The .30-06, which many consider to be modern in design, is limited to 60,000 psi by SAAMI. The factories tend to load .30-06 ammo below that pressure level. Why? Because there are large numbers of older and often weaker rifles in general use, so it is wise of the factories to hold those pressures down.

In the case of the .270 Winchester, it was never available in these weaker actions from the factories, and they do not have to take responsibility for custom guns on old actions, so they load it to full potential. This gives us an insight into the reason that Ackley perceived his .270 AI to be no real improvement over the .270 Winchester.

Once fireformed, a .30-06 AI can be loaded to the full potential of the brass. In a modern high quality action that is at least 60,000 psi, and most wildcatters will go straight for the 65,000 psi as SAAMI uses with the .270 and many other modern cartridges.

If you check the pressure on the average handload in any caliber you will find that it is well above the pressures of factory ammunition. So it’s easy to see why folks think that case shape increases velocity. In reality it is simply more powder and the fact that you are probably loading hotter than the factory.

Ackley should have the final word here. “There are no Wildcat cartridges which are actually revolutionary. There are a few which fill gaps between existing commercial cartridges. There are many more which are no better and perhaps not as good as their commercial counterparts.

“There is no evidence which substantiates the claim that one cartridge design is more accurate than another. It certainly cannot be demonstrated that inaccurate barrels can be made more accurate by simply rechambering them to some so-called ‘improved’ cartridge or Wildcat caliber.”

Editor’s Note: This excerpt is from P.O. Ackley: America’s Gunsmith available exclusively at


The “Ackley Improved” and Beyond

Writer and gunsmith Fred Zeglin gives a never-before-seen look at the humble man whose research thrust the firearms industry forward in P.O. Ackley: America’s Gunsmith. From pushing rifle chambers to their limits to developing superior barrels to designing red-hot cartridges, readers will walk away with a new appreciation for Ackley’s exploration and ideas. And his concepts on reloading, rifle accuracy, safety, cartridge choice, and wildcat use are just as relevant for today’s “gun cranks” as they were in Ackley’s heyday. Get Your Copy Today

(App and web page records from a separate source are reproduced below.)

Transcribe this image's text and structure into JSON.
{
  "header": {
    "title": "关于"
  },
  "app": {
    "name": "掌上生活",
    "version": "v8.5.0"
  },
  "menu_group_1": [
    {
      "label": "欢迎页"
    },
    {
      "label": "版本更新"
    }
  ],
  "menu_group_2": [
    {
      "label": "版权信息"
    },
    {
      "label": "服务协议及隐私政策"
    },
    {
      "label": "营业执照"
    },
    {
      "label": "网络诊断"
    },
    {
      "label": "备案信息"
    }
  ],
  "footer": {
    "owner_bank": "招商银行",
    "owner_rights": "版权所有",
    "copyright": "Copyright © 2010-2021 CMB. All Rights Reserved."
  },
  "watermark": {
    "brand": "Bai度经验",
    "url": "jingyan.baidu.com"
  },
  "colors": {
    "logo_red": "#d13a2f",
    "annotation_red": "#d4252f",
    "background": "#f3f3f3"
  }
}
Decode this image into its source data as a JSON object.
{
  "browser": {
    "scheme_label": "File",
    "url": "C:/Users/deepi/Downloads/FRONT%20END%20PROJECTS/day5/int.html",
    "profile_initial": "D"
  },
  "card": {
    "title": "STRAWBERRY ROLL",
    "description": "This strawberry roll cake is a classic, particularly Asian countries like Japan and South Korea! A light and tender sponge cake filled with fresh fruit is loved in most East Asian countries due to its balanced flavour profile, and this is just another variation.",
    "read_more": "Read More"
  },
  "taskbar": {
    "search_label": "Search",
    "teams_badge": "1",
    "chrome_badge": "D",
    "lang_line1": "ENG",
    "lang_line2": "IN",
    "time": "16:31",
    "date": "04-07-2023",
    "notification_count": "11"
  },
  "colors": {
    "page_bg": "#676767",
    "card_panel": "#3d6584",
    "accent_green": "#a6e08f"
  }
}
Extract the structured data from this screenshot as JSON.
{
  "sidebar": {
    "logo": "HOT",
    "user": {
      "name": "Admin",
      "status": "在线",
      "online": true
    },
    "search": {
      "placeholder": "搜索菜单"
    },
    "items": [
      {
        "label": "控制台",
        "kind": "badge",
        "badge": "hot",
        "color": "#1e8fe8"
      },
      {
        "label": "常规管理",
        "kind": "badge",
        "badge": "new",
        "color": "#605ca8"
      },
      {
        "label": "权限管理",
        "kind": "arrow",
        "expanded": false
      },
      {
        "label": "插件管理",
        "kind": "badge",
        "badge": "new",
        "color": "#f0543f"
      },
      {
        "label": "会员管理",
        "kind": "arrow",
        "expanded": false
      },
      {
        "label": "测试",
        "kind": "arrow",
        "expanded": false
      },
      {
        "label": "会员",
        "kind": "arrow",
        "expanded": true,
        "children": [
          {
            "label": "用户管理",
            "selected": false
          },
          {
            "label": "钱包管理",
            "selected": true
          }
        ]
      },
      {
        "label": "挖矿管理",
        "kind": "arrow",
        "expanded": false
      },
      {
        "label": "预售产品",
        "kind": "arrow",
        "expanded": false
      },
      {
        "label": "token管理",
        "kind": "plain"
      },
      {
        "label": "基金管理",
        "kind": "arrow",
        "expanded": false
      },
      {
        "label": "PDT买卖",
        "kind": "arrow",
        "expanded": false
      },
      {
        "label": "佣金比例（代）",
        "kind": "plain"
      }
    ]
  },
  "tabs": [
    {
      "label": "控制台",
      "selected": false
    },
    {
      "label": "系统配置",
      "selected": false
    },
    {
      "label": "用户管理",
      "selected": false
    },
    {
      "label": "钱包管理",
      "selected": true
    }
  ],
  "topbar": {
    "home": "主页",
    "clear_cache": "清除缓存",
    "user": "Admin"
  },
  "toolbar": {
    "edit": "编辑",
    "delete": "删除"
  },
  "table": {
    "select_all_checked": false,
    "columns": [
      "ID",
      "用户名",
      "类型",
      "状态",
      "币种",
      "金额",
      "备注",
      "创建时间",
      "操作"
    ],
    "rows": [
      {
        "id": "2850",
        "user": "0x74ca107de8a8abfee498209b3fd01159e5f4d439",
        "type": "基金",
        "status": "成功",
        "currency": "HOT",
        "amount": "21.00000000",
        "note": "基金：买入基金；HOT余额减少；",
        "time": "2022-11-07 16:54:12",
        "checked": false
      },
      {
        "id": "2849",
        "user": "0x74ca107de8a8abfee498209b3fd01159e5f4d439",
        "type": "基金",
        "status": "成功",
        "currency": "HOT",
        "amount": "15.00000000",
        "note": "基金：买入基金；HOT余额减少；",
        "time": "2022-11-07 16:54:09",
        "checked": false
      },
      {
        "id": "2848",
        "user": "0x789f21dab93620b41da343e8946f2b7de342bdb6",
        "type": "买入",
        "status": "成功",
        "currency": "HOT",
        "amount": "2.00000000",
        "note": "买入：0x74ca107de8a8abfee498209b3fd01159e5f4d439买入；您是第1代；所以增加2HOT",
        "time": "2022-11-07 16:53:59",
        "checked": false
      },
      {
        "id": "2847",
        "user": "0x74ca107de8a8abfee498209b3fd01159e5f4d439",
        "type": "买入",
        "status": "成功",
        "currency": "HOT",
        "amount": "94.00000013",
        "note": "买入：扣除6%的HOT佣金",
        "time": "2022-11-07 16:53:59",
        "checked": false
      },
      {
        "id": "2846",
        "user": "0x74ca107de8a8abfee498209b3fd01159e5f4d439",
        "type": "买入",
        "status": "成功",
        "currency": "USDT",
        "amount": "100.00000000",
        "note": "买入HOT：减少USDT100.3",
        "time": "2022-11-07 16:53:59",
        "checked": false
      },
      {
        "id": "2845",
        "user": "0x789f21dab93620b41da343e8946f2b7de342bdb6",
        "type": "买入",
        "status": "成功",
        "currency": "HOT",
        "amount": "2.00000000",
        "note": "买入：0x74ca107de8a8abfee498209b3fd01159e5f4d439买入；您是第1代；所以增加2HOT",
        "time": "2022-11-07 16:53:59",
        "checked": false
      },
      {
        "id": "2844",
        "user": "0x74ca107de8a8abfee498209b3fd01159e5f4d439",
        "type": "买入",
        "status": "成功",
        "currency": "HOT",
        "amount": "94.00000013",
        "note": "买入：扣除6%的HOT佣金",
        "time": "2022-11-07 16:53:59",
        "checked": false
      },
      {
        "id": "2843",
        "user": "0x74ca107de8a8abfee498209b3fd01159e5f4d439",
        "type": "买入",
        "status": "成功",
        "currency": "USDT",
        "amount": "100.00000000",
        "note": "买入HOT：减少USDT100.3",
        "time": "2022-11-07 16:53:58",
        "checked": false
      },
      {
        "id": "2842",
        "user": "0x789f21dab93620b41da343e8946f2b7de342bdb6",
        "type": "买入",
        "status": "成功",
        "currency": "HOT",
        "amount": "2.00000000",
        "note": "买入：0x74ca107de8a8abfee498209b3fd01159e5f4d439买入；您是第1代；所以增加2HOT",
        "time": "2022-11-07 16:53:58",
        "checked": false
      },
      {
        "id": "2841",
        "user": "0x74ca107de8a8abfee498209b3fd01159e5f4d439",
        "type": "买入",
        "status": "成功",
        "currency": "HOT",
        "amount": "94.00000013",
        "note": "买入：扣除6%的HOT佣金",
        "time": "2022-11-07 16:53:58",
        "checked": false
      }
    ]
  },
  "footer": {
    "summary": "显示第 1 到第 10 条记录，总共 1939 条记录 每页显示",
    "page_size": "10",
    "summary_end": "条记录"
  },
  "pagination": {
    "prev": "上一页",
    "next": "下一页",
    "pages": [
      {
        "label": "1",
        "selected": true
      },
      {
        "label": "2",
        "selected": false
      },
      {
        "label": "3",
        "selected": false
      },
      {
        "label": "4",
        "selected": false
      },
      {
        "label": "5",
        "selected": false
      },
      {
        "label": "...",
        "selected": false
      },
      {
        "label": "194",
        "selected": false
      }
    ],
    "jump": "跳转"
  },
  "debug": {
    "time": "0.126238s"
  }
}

  1. I don’t see any mention of the Weatherby cases with the (I believe) patented ‘venturi-curved shoulder angles’. Those were advertised or touted as reducing ‘back pressure’ by allowing the expanding gases leaving the chamber to flow more readily. As I recall, that didn’t pan out in independent testing, either.

    One real difference in case shape is not related to interior ballistics, but function. A tapered case with long shoulders (if bottle necked, of course) is easier and to both insert and extract from the chamber of a given arm.

    The .300 and .375 Holland and Holland (both Englishmen, it seems) were made in such a manner to insure positive chambering in dusty areas of the world when attempting to fend off dangerous game. They would chamber rather easily, even with a somewhat dirty chamber. (Obviously there are limits.)

    On the other hand, the 7.62x39mm Russian (AK) round also has a seriously tapered case. Since it is a select fire (or at least semi-automatic) arm, the fired case is extracted from the chamber by the action. Also consider the SKS and AK arms were combat arms and expected to function reliably in any situation. So, to ease extraction, the case being tapered becomes totally loose and free of the chamber after even a minuscule rearward movement of the bolt.

    However, those are other considerations and have nothing directly to do with internal ballistics.